When her mother sweeps her off to live in the city, Carmen finds that her old world is disappearing. As her life spirals out of control Carmen begins to take charge of the only thing she can -- what she eats. If she were thin, very thin, could it all be different?
Review: I don't normally read a lot of contemporary fiction, and even less about eating disorders. Mainly because I find it slightly depressing. But you may or may have not noticed that I'm currently on a contemporary fiction kick, and so I bought it at a library sale a couple of weeks ago.
I am a very lucky person. I've never had anorexia or bulimia, and nor has anybody I know. However, this means that I don't know if Massive describes having an eating disorder accurately or not. One thing: am I the only one that's noticed that while the title of the book is written on the weighing scales on the front, the needle is actually pointing to the very smallest number of the scale, as if nobody was stood on it at all? As if you were overweight, even if you weigh nothing at all. Perhaps I look at the covers of books too deeply.
Massive is the sort of book that makes you want to go into the kitchen and eat something just because you you don't want to suddenly and mysteriously want to be as thin as possible. It also makes you realise how sinister some mother-daughter relationships can be; both should definitely read this.

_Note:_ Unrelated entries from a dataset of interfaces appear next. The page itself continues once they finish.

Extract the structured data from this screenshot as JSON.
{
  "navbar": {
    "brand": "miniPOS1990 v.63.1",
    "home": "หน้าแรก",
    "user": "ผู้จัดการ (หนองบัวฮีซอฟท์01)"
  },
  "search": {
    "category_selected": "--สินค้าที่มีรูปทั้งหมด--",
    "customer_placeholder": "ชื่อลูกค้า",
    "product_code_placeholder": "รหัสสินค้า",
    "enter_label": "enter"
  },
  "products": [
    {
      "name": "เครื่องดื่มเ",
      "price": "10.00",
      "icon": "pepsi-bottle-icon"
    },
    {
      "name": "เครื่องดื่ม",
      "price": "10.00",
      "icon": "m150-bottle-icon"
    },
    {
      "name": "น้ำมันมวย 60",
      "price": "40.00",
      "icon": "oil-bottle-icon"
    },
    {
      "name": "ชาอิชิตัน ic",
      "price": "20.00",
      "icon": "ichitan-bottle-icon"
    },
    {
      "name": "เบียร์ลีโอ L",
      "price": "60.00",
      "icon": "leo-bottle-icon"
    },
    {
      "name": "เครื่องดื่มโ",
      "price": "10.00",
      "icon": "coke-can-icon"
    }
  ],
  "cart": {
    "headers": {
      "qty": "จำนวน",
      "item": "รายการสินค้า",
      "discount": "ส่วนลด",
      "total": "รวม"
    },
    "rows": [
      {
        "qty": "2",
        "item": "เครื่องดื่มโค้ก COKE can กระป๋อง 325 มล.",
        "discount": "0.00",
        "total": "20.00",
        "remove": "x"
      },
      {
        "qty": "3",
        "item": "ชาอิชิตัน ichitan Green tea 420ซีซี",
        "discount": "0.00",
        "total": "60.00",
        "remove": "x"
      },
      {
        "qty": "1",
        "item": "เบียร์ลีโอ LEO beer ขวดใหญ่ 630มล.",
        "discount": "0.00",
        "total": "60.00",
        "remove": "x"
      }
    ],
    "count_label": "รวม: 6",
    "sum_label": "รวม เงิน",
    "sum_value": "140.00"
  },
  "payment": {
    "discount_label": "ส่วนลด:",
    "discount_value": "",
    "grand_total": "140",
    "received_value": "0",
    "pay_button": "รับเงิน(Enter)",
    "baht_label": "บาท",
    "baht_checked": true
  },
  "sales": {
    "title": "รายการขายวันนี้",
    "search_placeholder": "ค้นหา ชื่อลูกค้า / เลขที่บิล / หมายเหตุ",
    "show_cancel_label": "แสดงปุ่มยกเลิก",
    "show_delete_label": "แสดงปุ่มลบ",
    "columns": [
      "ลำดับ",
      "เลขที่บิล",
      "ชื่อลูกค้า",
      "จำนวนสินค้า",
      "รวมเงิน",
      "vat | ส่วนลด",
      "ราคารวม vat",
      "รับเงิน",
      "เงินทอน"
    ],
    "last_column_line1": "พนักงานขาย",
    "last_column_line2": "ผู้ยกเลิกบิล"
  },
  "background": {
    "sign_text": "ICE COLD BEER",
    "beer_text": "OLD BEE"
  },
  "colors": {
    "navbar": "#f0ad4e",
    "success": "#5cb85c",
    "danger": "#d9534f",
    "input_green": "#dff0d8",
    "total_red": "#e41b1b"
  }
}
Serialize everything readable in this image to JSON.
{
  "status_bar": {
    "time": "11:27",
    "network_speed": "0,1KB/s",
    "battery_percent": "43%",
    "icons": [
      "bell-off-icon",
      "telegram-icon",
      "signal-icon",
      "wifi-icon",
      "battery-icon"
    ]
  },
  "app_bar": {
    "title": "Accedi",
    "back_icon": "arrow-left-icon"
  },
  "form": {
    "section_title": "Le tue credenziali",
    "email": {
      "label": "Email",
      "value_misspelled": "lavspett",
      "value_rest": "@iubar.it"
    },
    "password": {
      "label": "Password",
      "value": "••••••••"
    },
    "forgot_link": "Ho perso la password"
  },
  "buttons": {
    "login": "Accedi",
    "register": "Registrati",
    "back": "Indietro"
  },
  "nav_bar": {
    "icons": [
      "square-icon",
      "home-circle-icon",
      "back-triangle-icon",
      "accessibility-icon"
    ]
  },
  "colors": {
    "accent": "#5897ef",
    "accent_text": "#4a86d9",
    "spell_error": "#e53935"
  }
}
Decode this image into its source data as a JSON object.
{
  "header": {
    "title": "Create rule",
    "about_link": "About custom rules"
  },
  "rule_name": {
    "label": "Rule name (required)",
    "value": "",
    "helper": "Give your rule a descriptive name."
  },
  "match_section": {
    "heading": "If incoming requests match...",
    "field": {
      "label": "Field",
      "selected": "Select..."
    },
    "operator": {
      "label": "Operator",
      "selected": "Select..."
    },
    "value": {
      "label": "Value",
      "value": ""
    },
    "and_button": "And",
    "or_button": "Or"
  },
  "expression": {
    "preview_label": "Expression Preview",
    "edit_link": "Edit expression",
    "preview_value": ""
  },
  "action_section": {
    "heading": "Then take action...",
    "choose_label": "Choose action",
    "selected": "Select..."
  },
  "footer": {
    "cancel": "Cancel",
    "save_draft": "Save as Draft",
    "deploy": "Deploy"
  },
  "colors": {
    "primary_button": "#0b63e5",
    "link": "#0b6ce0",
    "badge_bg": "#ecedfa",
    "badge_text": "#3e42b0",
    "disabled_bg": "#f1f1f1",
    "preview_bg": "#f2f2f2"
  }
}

For such a short book, it's quite slow-going, and the bulimia/anorexia part of the book wasn't as huge an aspect of the story as I had thought. It's about mothers, daughters, friends (and how evil they can be), growing up and many things in between, and although bulimia is a main part of the story, all these minor subplots and elements make up the rest of Massive and what ultimately drives Carmen towards eating disorders. Carmen doesn't really want to be thin, doesn't really start throwing up her food until about half of even two-thirds of the way into the book. I guess that's probably quite realistic- you can sort of see the change in her attitude towards food from the beginning of the book to the middle to the end, unfolding before your eyes.
Carmen was a nice enough character; nothing remarkably special, and, quote her mother in one scene, "God, do you ever say anything?" I loathed her mother, Maria and didn't feel sorry for her in the least- but I think you were meant to dislike her. It's kind of hard to describe every person in the large cast of characters in such a small book, which means that some people are kind of distant and we never really understand them. Carmen's grandparents, for example. All we know about them is that her grandmother is overweight and her grand-dad won't cut down the hedge in the front garden. It was interesting how perhaps Carmen's grandmother was always eating and then her daughters were forever dieting, and then it sort of passed on to Carmen, like a downward spiral or a circle you can't get out of.
One thing: At the end of the book, Carmen and her friend Paisley burn some Barbie dolls. Although it was poignant and one of my favourite scene, burning plastic is bad. I know this because when I was younger I put a plastic mixing bowl in the microwave while trying to melt some chocolate to make some fridge cake.
Summary: disturbing but in some parts funny in a twisted sort of way, and makes you think about food and families and how once something gets started it's hard to stop. Rating: 3.